Here's how the original $118 billion would be allocated:

  • $28 billion for border security;
  • $60.5 billion for aid to Ukraine;
  • $14.1 billion in aid to Israel;
  • $10 in humanitarian aid, including for those in the Gaza Strip;
  • And $4.8 billion in aid for Taiwan.

But now border security is not part of the package, meaning House Republicans got what they wanted - an issue for Trump to run on in the fall.

House Speaker Johnson tried and failed to get the House to pass standalone aid for Israel on Tuesday.

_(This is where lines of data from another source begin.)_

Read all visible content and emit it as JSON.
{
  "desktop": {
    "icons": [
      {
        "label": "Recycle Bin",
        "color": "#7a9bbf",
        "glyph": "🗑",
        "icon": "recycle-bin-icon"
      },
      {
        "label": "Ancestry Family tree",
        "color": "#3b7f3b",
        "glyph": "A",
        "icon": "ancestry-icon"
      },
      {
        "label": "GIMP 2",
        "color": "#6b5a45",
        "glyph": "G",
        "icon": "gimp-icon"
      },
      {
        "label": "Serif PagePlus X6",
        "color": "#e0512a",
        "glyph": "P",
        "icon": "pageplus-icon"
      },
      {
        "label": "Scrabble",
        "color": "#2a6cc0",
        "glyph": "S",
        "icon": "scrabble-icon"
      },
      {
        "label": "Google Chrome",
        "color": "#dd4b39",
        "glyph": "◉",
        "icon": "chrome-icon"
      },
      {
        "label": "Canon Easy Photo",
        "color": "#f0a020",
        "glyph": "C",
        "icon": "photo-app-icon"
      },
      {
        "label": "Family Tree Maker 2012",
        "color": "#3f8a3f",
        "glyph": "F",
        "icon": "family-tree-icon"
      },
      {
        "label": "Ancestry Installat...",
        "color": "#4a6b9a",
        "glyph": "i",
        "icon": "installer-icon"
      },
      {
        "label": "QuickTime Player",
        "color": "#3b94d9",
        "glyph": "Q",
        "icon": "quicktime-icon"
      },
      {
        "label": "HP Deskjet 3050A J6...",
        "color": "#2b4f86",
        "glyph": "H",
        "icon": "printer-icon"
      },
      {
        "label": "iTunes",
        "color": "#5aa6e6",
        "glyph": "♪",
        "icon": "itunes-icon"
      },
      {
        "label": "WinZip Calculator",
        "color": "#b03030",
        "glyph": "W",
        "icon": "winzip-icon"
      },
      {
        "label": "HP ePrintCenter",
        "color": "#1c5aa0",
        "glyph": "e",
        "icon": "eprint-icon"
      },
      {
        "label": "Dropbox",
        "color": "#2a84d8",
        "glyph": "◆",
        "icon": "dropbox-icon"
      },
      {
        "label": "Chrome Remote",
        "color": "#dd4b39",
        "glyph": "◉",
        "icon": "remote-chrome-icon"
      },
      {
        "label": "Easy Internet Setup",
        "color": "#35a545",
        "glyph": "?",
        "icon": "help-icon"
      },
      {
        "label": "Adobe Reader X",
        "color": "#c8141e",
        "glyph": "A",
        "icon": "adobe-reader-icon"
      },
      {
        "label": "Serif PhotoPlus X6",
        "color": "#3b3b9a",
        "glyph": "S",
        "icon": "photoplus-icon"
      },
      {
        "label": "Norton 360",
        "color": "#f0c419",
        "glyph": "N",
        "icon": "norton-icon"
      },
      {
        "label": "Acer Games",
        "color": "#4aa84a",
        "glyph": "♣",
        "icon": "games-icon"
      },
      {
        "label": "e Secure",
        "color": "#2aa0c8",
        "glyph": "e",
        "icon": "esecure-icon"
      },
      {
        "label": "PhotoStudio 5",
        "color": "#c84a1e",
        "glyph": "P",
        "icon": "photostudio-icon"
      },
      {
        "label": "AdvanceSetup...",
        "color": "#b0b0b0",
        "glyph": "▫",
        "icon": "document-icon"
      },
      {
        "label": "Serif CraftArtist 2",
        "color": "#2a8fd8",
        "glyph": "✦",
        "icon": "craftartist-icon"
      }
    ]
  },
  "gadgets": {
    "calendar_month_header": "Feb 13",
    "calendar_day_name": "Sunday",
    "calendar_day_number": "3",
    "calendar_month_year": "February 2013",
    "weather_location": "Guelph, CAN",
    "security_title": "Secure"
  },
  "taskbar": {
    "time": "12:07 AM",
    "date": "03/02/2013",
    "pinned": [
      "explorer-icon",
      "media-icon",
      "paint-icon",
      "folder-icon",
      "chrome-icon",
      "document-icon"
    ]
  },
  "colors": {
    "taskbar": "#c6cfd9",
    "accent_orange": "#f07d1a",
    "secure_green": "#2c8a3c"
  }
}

It was overwhelmingly defeated.

Many Republicans voted against it, including two from the Tri-State, Thomas Massie of Kentucky's 4th Congressional District and Warren Davidson, a Troy Republican whose district includes much of Hamilton County.

So did Landsman and nearly all the House Democrats.

ANALYSIS: Trump looks to go 2-for-2 in choosing Ohio's next U.S. senator

Landsman said Tuesday night that he and Rep. Dan Goldman of New York tried to amend Johnson's standalone bill for Israel aid to add funding for humanitarian aid, and aid for Ukraine and Taiwan.

"It was denied but we'll submit it as a bill and likely a discharge petition," Landsman said.

A discharge petition is a mechanism in the House rules where, if 218 House members — a bare majority of the 435-member House — sign the petition, a vote is taken to allow a vote on the discharge petition, which then will lead to an up-or-down vote on the legislation.

But, Wednesday afternoon, Landsman told WVXU that if the Senate sends a foreign aid package to the House, with money for humanitarian assistance, he would support it.

And, on Thursday, the Senate did just that.

Now, Landsman hopes there will be enough pressure on the speaker to bring it to a floor vote.

"A discharge petition would only be necessary if the speaker refuses to bring it to the House floor for a vote," Landsman said.

Landsman, who is Jewish, really wants humanitarian aid to go the Gaza Strip, where many innocent Palestinians have seen their lives destroyed in the crossfire of Israel's war on Hamas.

"People in the Gaza Strip need our help," Landsman said. "And helping people is what we all should be here to do."

Howard Wilkinson is in his 50th year of covering politics on the local, state and national levels.